→ Activity:
The response has to reproduce all entries exactly while excluding their pictures.

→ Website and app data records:
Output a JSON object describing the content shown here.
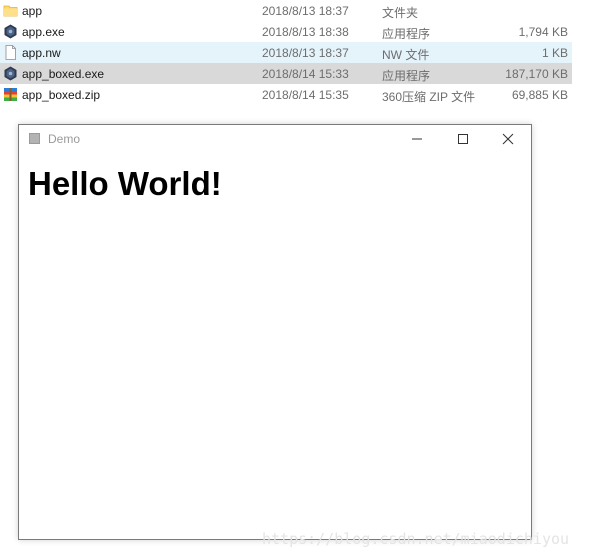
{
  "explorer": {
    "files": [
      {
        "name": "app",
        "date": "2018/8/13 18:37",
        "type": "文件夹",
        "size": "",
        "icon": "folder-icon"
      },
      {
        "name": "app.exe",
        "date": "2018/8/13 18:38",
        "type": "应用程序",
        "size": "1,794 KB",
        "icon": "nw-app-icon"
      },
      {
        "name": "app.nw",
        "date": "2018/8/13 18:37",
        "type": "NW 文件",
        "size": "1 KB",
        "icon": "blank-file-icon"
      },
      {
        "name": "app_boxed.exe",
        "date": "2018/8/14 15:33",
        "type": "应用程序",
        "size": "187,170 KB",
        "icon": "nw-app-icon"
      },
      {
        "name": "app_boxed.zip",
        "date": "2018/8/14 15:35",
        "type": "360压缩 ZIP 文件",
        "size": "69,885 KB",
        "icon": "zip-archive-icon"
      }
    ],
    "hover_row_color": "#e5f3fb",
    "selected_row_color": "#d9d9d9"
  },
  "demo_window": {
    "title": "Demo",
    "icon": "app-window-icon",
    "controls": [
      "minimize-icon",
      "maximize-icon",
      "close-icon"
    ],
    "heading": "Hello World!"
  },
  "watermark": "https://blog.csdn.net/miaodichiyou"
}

→ Task result:
Output a JSON object describing the content shown here.
{
  "explorer": {
    "files": [
      {
        "name": "app",
        "date": "2018/8/13 18:37",
        "type": "文件夹",
        "size": "",
        "icon": "folder-icon"
      },
      {
        "name": "app.exe",
        "date": "2018/8/13 18:38",
        "type": "应用程序",
        "size": "1,794 KB",
        "icon": "nw-app-icon"
      },
      {
        "name": "app.nw",
        "date": "2018/8/13 18:37",
        "type": "NW 文件",
        "size": "1 KB",
        "icon": "blank-file-icon"
      },
      {
        "name": "app_boxed.exe",
        "date": "2018/8/14 15:33",
        "type": "应用程序",
        "size": "187,170 KB",
        "icon": "nw-app-icon"
      },
      {
        "name": "app_boxed.zip",
        "date": "2018/8/14 15:35",
        "type": "360压缩 ZIP 文件",
        "size": "69,885 KB",
        "icon": "zip-archive-icon"
      }
    ],
    "hover_row_color": "#e5f3fb",
    "selected_row_color": "#d9d9d9"
  },
  "demo_window": {
    "title": "Demo",
    "icon": "app-window-icon",
    "controls": [
      "minimize-icon",
      "maximize-icon",
      "close-icon"
    ],
    "heading": "Hello World!"
  },
  "watermark": "https://blog.csdn.net/miaodichiyou"
}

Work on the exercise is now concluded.